In most cases the difference between the radio version and the 12″ club version is the latter’s extended break. Sometimes an extended break would be adapted for the beginning or end of a tune but no matter where they put it in the tune, it was the break that made the 12″ versions so exciting on the dancefloor. There are so many excellent examples on Vol. 3 that listing them all would come close to listing all forty tracks on the collection. The Reddings’s “The Awakening” opens with a bass solo that’s like a master class in slap bass. “I’m Not Gonna Let You Go” features a kick ass break with Colonel Abrams singing a duet with himself in stereo. I believe the 11+ minute version of M.F.S.B.’s era-defining “Love is the Message” is the Tom Moulton mix. The 13+ minute extended outro with skit on “Cruisin’ the Streets” by Boys Town Gang is not for people who are offended by, uhh, “alternative” lifestyles. lol Some other notable tracks include a disco version of Herbie Hancock’s “Tell Everybody”, a 10+ minute live version of the Commodores “Brick House”, Janis Ian’s “Fly Too High” produced by Giorgio Moroder, parts 1 and 2 of The Chaplin Band’s “Madmen’s Discotheque, and much much more.
My only disappointment with Vol. 3 is that the Shelter DJ mix of Earth Wind & Fire’s “Fantasy” won’t play on my main CD transport because of a manufacturing flaw. It’s a quality control problem at the pressing plant, not a fault of the collection and it’s only one song . . . But still, it’s a really good song and the volumes in the Grand 12″ series are too expensive to buy a new set just to replace one song. The series are only available in the US as imports and they’re expensive. This will likely be a problem for some listeners but the quantity and very high quality of sound reproduction of the music you get easily makes each of the first three volumes worth the cost. Can’t afford to buy two of them to replace one song, however, which is a bummer because I really like “Fantasy”.
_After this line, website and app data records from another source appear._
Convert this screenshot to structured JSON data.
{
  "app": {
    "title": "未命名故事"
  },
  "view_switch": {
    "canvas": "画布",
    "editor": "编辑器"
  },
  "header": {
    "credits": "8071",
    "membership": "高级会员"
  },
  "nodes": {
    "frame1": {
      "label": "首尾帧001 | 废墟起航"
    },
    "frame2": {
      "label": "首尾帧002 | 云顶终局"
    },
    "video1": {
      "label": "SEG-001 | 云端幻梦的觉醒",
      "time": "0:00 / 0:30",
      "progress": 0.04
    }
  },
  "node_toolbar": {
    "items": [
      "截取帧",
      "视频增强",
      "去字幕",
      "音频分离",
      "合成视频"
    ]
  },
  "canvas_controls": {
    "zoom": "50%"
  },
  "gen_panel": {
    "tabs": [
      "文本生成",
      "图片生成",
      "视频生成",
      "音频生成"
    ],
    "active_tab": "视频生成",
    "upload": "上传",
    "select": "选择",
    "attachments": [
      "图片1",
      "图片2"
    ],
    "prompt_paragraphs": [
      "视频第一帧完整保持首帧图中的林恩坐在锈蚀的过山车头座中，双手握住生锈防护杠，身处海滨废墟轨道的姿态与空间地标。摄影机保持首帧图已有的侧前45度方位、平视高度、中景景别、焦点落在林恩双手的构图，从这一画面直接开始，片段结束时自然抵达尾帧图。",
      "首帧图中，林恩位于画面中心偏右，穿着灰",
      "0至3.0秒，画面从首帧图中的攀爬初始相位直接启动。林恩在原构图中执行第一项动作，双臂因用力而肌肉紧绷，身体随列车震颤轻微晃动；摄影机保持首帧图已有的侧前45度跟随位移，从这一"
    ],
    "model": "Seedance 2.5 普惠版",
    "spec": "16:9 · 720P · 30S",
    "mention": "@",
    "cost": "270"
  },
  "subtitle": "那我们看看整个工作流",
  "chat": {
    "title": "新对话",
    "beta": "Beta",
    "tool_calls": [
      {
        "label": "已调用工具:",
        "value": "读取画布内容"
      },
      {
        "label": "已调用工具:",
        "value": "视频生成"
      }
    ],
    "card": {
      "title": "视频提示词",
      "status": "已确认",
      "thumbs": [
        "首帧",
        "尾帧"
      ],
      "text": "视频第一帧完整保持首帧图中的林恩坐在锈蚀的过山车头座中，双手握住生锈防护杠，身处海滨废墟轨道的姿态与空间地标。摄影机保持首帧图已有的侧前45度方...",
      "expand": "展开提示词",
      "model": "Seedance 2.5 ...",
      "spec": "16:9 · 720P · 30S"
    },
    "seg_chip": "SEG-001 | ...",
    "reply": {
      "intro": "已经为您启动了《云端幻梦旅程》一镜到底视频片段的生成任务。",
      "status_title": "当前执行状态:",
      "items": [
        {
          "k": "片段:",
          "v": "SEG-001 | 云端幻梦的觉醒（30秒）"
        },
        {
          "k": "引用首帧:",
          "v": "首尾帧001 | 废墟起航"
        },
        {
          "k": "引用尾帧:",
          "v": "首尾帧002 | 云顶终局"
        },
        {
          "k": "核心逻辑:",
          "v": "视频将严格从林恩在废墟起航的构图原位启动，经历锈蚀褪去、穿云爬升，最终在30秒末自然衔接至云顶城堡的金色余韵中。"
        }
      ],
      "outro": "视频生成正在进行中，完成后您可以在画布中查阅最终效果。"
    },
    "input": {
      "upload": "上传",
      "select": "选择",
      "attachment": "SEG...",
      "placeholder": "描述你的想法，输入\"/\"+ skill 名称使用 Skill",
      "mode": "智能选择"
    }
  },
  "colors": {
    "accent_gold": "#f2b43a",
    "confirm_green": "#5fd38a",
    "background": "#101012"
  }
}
If you like 70s and 80s dance music Grand 12-Inches Vol. 3 is highly recommended. While cut-down radio versions of some of these songs can be easy to find, the 12″ versions often are not. You won’t find more of them gathered in one place and reproduced with such brilliant sound as you will find on the volumes in this series.